To prevent stack overflows and provide a secure system, Bern RTOS will rely on memory protection hardware. The main approach for safety and security is to form processes by splitting the application by criticality. Bern RTOS has the following use cases in mind:

Strict Allocating everything statically is the safest option as memory is guaranteed to be available at compile time. The kernel should allow for threads, stacks and sync primitives to be allocated statically, so that they can run for sure. Threads should run in isolation and the kernel should copy data between threads. This is the safest and most secure option.

Relaxed Making threads safe adds overhead at runtime, if a thread is less critical, it should be allocated in a fixed size pool of threads. To speed-up IPC, the kernel should provide a shared memory section where multiple threads have access to the same resource.

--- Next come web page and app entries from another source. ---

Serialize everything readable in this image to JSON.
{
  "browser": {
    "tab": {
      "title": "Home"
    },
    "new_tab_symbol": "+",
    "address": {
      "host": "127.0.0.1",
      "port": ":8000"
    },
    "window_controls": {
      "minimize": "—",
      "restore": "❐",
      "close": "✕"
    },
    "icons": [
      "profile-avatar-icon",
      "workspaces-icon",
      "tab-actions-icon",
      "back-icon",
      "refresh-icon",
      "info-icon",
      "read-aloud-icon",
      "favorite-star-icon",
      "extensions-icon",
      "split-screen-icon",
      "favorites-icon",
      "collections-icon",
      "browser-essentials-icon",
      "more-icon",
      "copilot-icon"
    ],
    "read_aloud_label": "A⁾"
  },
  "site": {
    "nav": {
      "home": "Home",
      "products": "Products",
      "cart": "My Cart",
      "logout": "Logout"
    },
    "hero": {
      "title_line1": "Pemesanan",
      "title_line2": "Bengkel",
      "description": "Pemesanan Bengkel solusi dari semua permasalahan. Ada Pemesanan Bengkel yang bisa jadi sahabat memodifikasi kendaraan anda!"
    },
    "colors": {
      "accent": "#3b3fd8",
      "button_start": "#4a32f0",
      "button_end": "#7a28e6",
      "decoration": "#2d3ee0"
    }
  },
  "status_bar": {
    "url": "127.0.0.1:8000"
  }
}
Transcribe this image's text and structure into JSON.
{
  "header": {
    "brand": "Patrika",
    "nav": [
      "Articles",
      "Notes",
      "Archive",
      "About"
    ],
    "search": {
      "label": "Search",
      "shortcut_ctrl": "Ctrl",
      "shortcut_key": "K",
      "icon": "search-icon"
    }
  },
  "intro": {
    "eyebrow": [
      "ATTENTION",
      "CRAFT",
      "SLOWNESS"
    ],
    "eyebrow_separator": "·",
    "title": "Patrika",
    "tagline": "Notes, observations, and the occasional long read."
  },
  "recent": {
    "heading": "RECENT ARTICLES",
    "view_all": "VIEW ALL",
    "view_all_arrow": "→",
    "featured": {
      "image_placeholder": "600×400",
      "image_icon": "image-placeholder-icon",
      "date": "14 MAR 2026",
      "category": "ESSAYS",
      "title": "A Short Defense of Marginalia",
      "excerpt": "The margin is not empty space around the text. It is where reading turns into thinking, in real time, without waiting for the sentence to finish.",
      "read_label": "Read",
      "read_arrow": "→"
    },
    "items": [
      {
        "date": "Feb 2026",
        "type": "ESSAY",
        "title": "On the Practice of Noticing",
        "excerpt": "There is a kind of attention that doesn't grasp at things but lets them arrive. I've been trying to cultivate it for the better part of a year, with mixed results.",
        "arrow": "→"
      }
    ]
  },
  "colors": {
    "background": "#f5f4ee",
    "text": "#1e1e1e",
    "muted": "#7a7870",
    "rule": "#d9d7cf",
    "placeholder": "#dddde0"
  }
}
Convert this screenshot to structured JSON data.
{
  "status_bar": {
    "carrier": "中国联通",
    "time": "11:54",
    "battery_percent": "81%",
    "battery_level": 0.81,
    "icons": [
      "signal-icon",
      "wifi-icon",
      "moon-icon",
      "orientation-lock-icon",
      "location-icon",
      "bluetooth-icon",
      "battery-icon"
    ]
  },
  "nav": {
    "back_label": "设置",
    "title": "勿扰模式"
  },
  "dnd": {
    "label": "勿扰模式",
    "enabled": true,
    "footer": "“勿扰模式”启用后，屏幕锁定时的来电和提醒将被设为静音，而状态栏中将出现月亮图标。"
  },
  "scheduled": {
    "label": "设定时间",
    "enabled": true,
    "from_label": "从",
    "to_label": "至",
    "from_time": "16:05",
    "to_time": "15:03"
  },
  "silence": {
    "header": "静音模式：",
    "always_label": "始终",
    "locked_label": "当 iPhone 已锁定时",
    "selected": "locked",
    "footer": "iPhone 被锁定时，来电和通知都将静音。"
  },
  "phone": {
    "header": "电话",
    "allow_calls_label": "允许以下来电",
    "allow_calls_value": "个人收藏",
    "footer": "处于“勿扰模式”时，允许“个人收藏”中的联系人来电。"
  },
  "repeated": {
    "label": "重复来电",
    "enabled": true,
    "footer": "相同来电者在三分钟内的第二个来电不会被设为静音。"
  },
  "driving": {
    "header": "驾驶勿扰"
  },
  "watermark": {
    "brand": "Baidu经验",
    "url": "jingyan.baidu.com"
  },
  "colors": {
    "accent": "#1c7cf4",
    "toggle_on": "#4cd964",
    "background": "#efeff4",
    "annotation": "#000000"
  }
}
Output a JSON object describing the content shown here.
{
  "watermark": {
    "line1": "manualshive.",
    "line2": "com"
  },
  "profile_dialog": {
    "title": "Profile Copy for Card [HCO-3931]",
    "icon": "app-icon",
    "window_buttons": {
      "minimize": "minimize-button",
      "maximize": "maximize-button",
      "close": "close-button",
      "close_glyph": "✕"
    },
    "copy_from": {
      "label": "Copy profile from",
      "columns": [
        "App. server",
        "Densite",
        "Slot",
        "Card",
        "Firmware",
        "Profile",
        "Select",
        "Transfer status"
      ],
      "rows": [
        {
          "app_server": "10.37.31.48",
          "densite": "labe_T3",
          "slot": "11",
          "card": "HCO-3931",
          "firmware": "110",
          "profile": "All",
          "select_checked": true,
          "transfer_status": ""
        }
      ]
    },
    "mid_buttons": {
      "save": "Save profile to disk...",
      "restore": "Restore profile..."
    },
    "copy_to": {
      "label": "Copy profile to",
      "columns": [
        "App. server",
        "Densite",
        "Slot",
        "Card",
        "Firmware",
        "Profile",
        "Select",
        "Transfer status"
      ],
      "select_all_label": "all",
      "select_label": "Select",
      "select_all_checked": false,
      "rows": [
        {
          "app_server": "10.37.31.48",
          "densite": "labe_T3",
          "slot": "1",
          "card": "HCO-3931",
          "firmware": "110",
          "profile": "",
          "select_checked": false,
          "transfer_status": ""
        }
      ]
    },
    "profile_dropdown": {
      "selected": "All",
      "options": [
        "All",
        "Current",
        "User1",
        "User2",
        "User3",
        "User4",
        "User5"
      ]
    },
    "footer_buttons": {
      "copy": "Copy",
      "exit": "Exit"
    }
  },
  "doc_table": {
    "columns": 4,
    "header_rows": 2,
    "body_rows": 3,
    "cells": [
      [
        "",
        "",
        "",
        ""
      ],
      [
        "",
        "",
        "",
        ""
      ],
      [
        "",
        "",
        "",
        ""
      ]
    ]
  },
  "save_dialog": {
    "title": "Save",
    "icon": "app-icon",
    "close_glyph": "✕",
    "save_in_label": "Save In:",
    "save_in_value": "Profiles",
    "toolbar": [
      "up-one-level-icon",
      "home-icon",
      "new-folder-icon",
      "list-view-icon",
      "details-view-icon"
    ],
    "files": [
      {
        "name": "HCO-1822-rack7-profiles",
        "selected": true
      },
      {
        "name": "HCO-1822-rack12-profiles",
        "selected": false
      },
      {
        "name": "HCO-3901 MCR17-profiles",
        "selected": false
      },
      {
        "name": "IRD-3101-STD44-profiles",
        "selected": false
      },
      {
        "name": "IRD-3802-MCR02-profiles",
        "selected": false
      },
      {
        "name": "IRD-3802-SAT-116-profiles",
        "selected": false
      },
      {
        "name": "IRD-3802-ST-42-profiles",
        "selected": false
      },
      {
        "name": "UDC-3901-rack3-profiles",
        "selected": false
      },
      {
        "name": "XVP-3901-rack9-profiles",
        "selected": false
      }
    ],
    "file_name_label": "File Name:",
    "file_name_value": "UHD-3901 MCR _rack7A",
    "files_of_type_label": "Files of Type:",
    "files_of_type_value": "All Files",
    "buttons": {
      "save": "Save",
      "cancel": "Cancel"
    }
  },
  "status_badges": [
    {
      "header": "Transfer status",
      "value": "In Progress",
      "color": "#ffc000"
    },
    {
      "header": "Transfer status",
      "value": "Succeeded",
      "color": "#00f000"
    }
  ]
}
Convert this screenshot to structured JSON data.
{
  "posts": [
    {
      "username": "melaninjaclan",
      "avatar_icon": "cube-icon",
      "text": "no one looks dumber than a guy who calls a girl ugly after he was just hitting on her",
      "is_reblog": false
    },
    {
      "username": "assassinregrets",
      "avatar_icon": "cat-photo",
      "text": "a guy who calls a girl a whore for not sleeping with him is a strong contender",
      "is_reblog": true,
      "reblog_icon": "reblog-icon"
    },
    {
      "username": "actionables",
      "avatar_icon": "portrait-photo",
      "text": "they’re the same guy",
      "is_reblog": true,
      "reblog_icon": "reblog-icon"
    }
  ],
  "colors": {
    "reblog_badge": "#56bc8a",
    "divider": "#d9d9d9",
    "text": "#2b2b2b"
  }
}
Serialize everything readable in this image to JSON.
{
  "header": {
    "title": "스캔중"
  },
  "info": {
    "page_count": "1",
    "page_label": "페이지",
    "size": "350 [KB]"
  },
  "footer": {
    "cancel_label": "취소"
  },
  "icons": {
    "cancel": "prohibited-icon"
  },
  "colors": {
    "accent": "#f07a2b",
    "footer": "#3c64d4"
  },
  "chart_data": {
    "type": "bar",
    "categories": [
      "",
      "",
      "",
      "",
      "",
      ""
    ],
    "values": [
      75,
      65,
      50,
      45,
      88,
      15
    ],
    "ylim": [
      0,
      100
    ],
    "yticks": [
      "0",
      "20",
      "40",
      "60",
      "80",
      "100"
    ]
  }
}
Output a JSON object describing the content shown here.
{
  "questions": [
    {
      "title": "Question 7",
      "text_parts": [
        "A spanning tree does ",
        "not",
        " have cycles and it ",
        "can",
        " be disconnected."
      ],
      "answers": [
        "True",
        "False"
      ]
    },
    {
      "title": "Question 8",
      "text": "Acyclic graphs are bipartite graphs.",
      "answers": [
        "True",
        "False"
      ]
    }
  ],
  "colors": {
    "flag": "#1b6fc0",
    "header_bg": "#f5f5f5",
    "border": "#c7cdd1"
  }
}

Dynamic Allocating memory dynamically simplifies the handling of dynamic loads of communication interfaces. It is the most memory efficient solution because memory is reserved only if it is used. However, an overload of a communication interface might block the system by using all of its memory.

A combination of the three use cases above should be able to run on the same system.

On a microcontroller, flash memory, SRAM, peripherals and other memory components are mapped to a single address space. To isolate and protect parts, it must be placed into sections, as shown in the figure.

Figure: Memory Protection: Memory Layout.

Different threads have different access privileges to different sections. Insecure network stacks can, for example, be denied access to peripherals, except the network interface. If threads cannot access a memory section directly, they must ask the kernel for help via a system call (syscall).

The most secure system would allow every peripheral access via a syscall, so that the kernel can check the access permission with fine granularity. This is done in Tock OS [56] but implies high overhead and HAL implementation by the OS maintainers. As a compromise, peripherals in the Bern RTOS should be protected by either allowing full access to parts of the memory section or none. That way peripherals can be somewhat protected, but the kernel is still independent of a HAL and access is efficient.

In terms of flexibility, the aim is for the Bern RTOS to use some of the hardware memory protection capabilities to make the kernel safe and secure, and to leave some to the user to use for application-specific purposes. For example, a user might want to restrict access to encryption keys.